Central bank transparency is essential to democratic accountability. Central bankers often limit it – fearing its stifling effect on frank debate. Yet transparency may induce monetary policy committee members to be better prepared. This column discusses evidence showing that the ‘better prepared’ effect is important empirically. Exploiting a natural experiment in the Fed Open Market Committee in 1993 – and using computational linguistics tools to measure the impact of transparency on deliberation – the research shows that the net effect is a more informative deliberation process.
ECB, computational linguistics, central bank transparency, FOMC
Will voters turn out in the 2014 European Parliamentary elections?
Owen McDougall, Ashoka Mody 17 May 2014
Turnout in the 2014 European Parliament elections is seen as a critical test for EU democracy. This column presents some predictions. Trust in the ECB – rather than in the European Parliament itself – has been associated with higher turnout in previous elections. Macroeconomic conditions are also important – where a country’s fiscal problems are greater, voters are more inclined to vote.
The extent of voter turnout in the 2014 European Parliamentary (EP) election is widely viewed as a critical test for European democracy. Turnout in the EP elections has steadily declined over three decades, from 62% in the first election in 1979 to 43% in the 2009 election (EP Liaison Office undated). There is great concern that the legitimacy of the EU is at stake should there be a further slide in voter turnout.

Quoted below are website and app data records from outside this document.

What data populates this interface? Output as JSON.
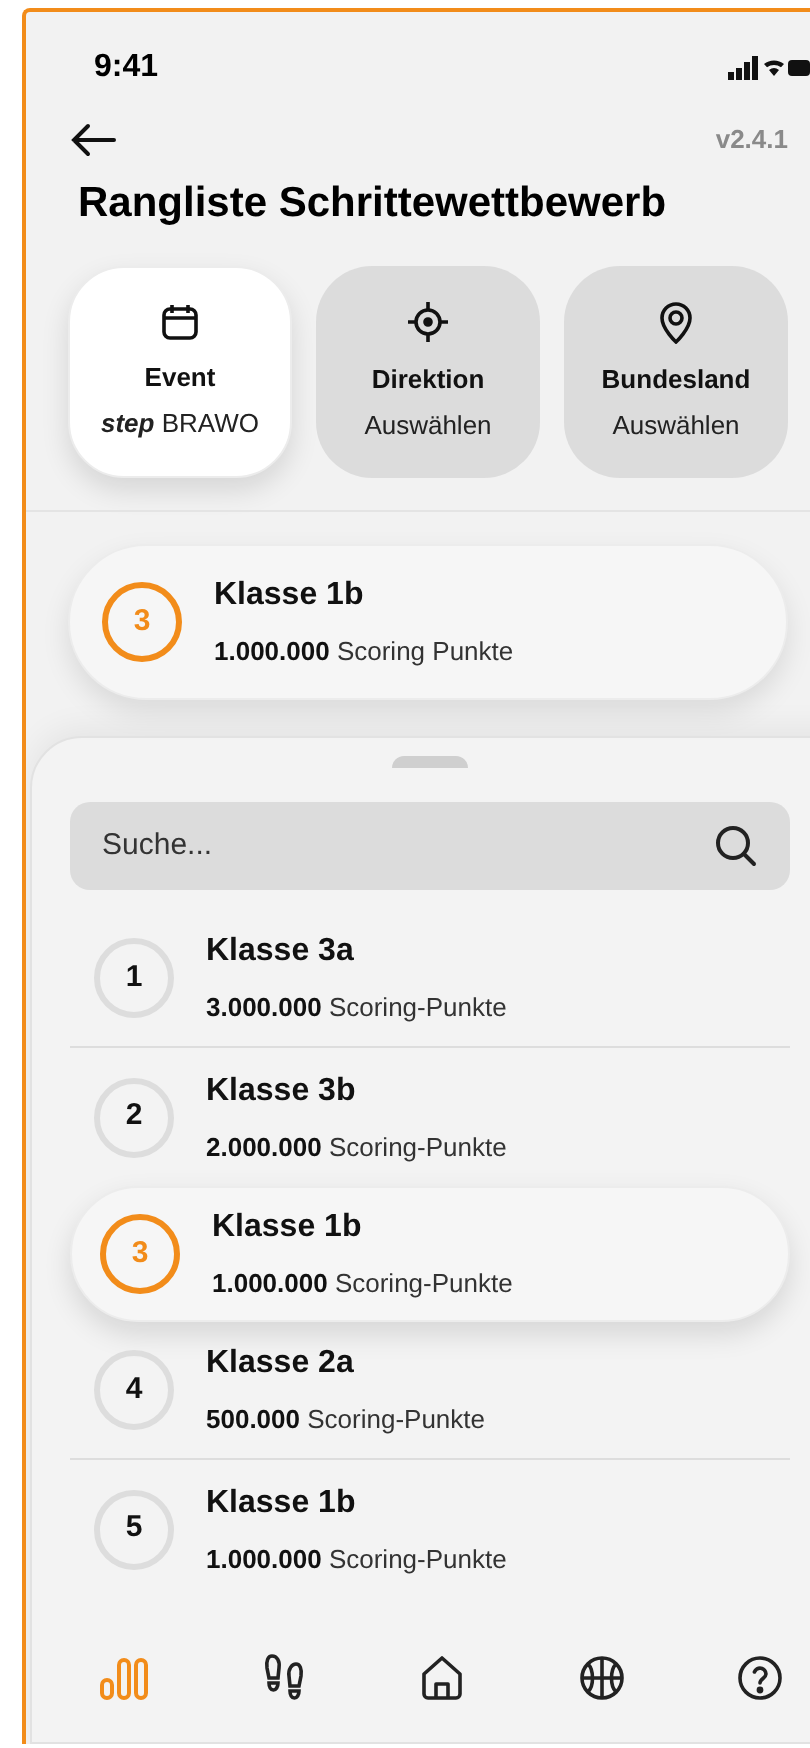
{
  "status_bar": {
    "time": "9:41"
  },
  "header": {
    "version": "v2.4.1",
    "title": "Rangliste Schrittewettbewerb"
  },
  "filters": [
    {
      "kind": "event",
      "label": "Event",
      "value": "**step** BRAWO",
      "selected": true
    },
    {
      "kind": "target",
      "label": "Direktion",
      "value": "Auswählen",
      "selected": false
    },
    {
      "kind": "pin",
      "label": "Bundesland",
      "value": "Auswählen",
      "selected": false
    }
  ],
  "own_rank": {
    "rank": "3",
    "name": "Klasse 1b",
    "points": "**1.000.000** Scoring Punkte"
  },
  "search": {
    "placeholder": "Suche..."
  },
  "ranking": [
    {
      "rank": "1",
      "name": "Klasse 3a",
      "points": "**3.000.000** Scoring-Punkte",
      "selected": false
    },
    {
      "rank": "2",
      "name": "Klasse 3b",
      "points": "**2.000.000** Scoring-Punkte",
      "selected": false
    },
    {
      "rank": "3",
      "name": "Klasse 1b",
      "points": "**1.000.000** Scoring-Punkte",
      "selected": true
    },
    {
      "rank": "4",
      "name": "Klasse 2a",
      "points": "**500.000** Scoring-Punkte",
      "selected": false
    },
    {
      "rank": "5",
      "name": "Klasse 1b",
      "points": "**1.000.000** Scoring-Punkte",
      "selected": false
    }
  ],
  "nav": [
    {
      "kind": "ranking",
      "selected": true
    },
    {
      "kind": "steps",
      "selected": false
    },
    {
      "kind": "home",
      "selected": false
    },
    {
      "kind": "sport",
      "selected": false
    },
    {
      "kind": "help",
      "selected": false
    }
  ]
}
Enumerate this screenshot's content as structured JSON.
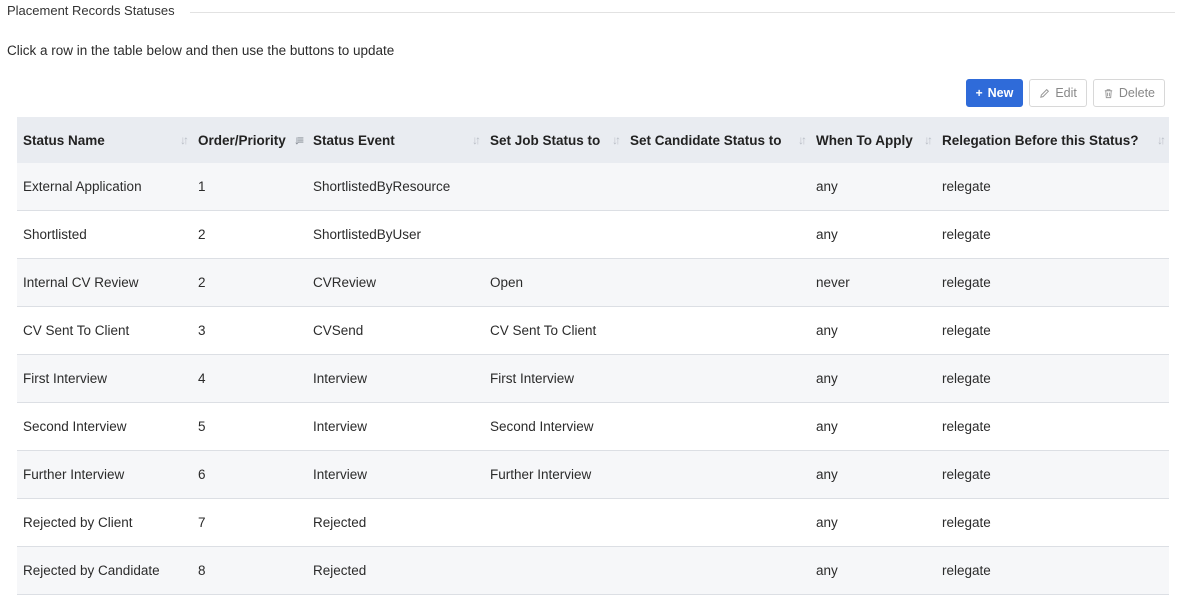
{
  "section": {
    "legend": "Placement Records Statuses"
  },
  "instructions": "Click a row in the table below and then use the buttons to update",
  "toolbar": {
    "new_label": "New",
    "edit_label": "Edit",
    "delete_label": "Delete"
  },
  "colors": {
    "primary": "#2f6bd9",
    "header_bg": "#e9ecf1",
    "row_alt": "#f6f7f9"
  },
  "table": {
    "columns": [
      "Status Name",
      "Order/Priority",
      "Status Event",
      "Set Job Status to",
      "Set Candidate Status to",
      "When To Apply",
      "Relegation Before this Status?"
    ],
    "sorted_column": "Order/Priority",
    "sort_direction": "ascending",
    "rows": [
      [
        "External Application",
        "1",
        "ShortlistedByResource",
        "",
        "",
        "any",
        "relegate"
      ],
      [
        "Shortlisted",
        "2",
        "ShortlistedByUser",
        "",
        "",
        "any",
        "relegate"
      ],
      [
        "Internal CV Review",
        "2",
        "CVReview",
        "Open",
        "",
        "never",
        "relegate"
      ],
      [
        "CV Sent To Client",
        "3",
        "CVSend",
        "CV Sent To Client",
        "",
        "any",
        "relegate"
      ],
      [
        "First Interview",
        "4",
        "Interview",
        "First Interview",
        "",
        "any",
        "relegate"
      ],
      [
        "Second Interview",
        "5",
        "Interview",
        "Second Interview",
        "",
        "any",
        "relegate"
      ],
      [
        "Further Interview",
        "6",
        "Interview",
        "Further Interview",
        "",
        "any",
        "relegate"
      ],
      [
        "Rejected by Client",
        "7",
        "Rejected",
        "",
        "",
        "any",
        "relegate"
      ],
      [
        "Rejected by Candidate",
        "8",
        "Rejected",
        "",
        "",
        "any",
        "relegate"
      ]
    ]
  }
}
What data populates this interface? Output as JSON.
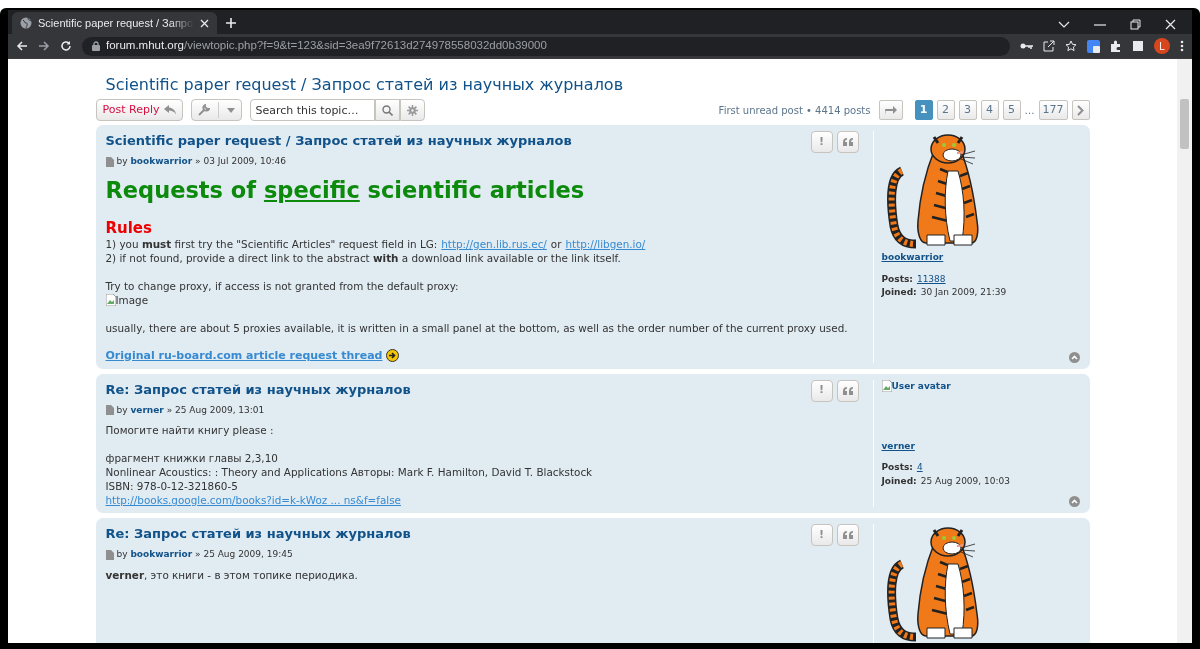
{
  "browser": {
    "tab": {
      "title": "Scientific paper request / Запро",
      "selected": true
    },
    "url": {
      "host": "forum.mhut.org",
      "path": "/viewtopic.php?f=9&t=123&sid=3ea9f72613d274978558032dd0b39000"
    },
    "profile_initial": "L"
  },
  "topic": {
    "title": "Scientific paper request / Запрос статей из научных журналов",
    "post_reply": "Post Reply",
    "search": {
      "placeholder": "Search this topic…"
    },
    "pagination": {
      "summary": "First unread post • 4414 posts",
      "pages": [
        {
          "label": "1",
          "selected": true
        },
        {
          "label": "2",
          "selected": false
        },
        {
          "label": "3",
          "selected": false
        },
        {
          "label": "4",
          "selected": false
        },
        {
          "label": "5",
          "selected": false
        },
        {
          "label": "…",
          "kind": "ellipsis"
        },
        {
          "label": "177",
          "selected": false
        }
      ]
    }
  },
  "posts": [
    {
      "title": "Scientific paper request / Запрос статей из научных журналов",
      "by": "by",
      "author": "bookwarrior",
      "date": "» 03 Jul 2009, 10:46",
      "body": [
        {
          "blocks": [
            {
              "kind": "heading",
              "parts": [
                {
                  "text": "Requests of ",
                  "underline": false
                },
                {
                  "text": "specific",
                  "underline": true
                },
                {
                  "text": " scientific articles",
                  "underline": false
                }
              ]
            }
          ]
        },
        {
          "blocks": [
            {
              "kind": "subheading",
              "text": "Rules"
            },
            {
              "kind": "line",
              "parts": [
                {
                  "text": "1) you **must** first try the \"Scientific Articles\" request field in LG:",
                  "link": false
                },
                {
                  "text": "http://gen.lib.rus.ec/",
                  "link": true
                },
                {
                  "text": "or",
                  "link": false
                },
                {
                  "text": "http://libgen.io/",
                  "link": true
                }
              ]
            },
            {
              "kind": "line",
              "parts": [
                {
                  "text": "2) if not found, provide a direct link to the abstract **with** a download link available or the link itself.",
                  "link": false
                }
              ]
            }
          ]
        },
        {
          "blocks": [
            {
              "kind": "line",
              "parts": [
                {
                  "text": "Try to change proxy, if access is not granted from the default proxy:",
                  "link": false
                }
              ]
            },
            {
              "kind": "broken-image",
              "alt": "Image"
            }
          ]
        },
        {
          "blocks": [
            {
              "kind": "line",
              "parts": [
                {
                  "text": "usually, there are about 5 proxies available, it is written in a small panel at the bottom, as well as the order number of the current proxy used.",
                  "link": false
                }
              ]
            }
          ]
        },
        {
          "blocks": [
            {
              "kind": "arrow-link",
              "text": "Original ru-board.com article request thread"
            }
          ]
        }
      ],
      "report_label": "!",
      "profile": {
        "avatar": {
          "kind": "tiger"
        },
        "username": "bookwarrior",
        "posts_label": "Posts:",
        "posts": "11388",
        "joined_label": "Joined:",
        "joined": "30 Jan 2009, 21:39"
      }
    },
    {
      "title": "Re: Запрос статей из научных журналов",
      "by": "by",
      "author": "verner",
      "date": "» 25 Aug 2009, 13:01",
      "body": [
        {
          "blocks": [
            {
              "kind": "line",
              "parts": [
                {
                  "text": "Помогите найти книгу please :",
                  "link": false
                }
              ]
            }
          ]
        },
        {
          "blocks": [
            {
              "kind": "line",
              "parts": [
                {
                  "text": "фрагмент книжки главы 2,3,10",
                  "link": false
                }
              ]
            },
            {
              "kind": "line",
              "parts": [
                {
                  "text": "Nonlinear Acoustics: : Theory and Applications Авторы: Mark F. Hamilton, David T. Blackstock",
                  "link": false
                }
              ]
            },
            {
              "kind": "line",
              "parts": [
                {
                  "text": "ISBN: 978-0-12-321860-5",
                  "link": false
                }
              ]
            },
            {
              "kind": "line",
              "parts": [
                {
                  "text": "http://books.google.com/books?id=k-kWoz ... ns&f=false",
                  "link": true
                }
              ]
            }
          ]
        }
      ],
      "report_label": "!",
      "profile": {
        "avatar": {
          "kind": "broken",
          "alt": "User avatar"
        },
        "username": "verner",
        "posts_label": "Posts:",
        "posts": "4",
        "joined_label": "Joined:",
        "joined": "25 Aug 2009, 10:03"
      }
    },
    {
      "title": "Re: Запрос статей из научных журналов",
      "by": "by",
      "author": "bookwarrior",
      "date": "» 25 Aug 2009, 19:45",
      "body": [
        {
          "blocks": [
            {
              "kind": "line",
              "parts": [
                {
                  "text": "**verner**, это книги - в этом топике периодика.",
                  "link": false
                }
              ]
            }
          ]
        }
      ],
      "report_label": "!",
      "profile": {
        "avatar": {
          "kind": "tiger"
        }
      }
    }
  ]
}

EU institutions Politics and economics
elections, ECB, democracy, EU, trust, voting, European parliament, turnout
ECB: An appropriate monetary policy
Mickey Levy 16 May 2014
As banks repay their loans from the Long-Term Refinancing Operation, the ECB’s balance sheet is shrinking. This column argues that, given the slow recovery and sustained low inflation, the ECB should replace its bank lending programme with quantitative easing. Buying short-term government debt would be consistent with the ECB’s inflation target, would keep the ECB’s monetary policy separate from its role in bank supervision, and would create a built-in exit strategy from unconventional policy.
Europe’s modest economic recovery and uncomfortably low inflation put the ECB in a bind. Although economic conditions are improving gradually (European Commission 2014), concerns about the potentially negative impacts of deflation persist (Armstrong et al. 2014). The ECB’s top near-term priorities are to avoid deflation (and apparently even sustained low inflation) and extend the economic recovery.
ECB, eurozone, monetary policy, quantitative easing, bank lending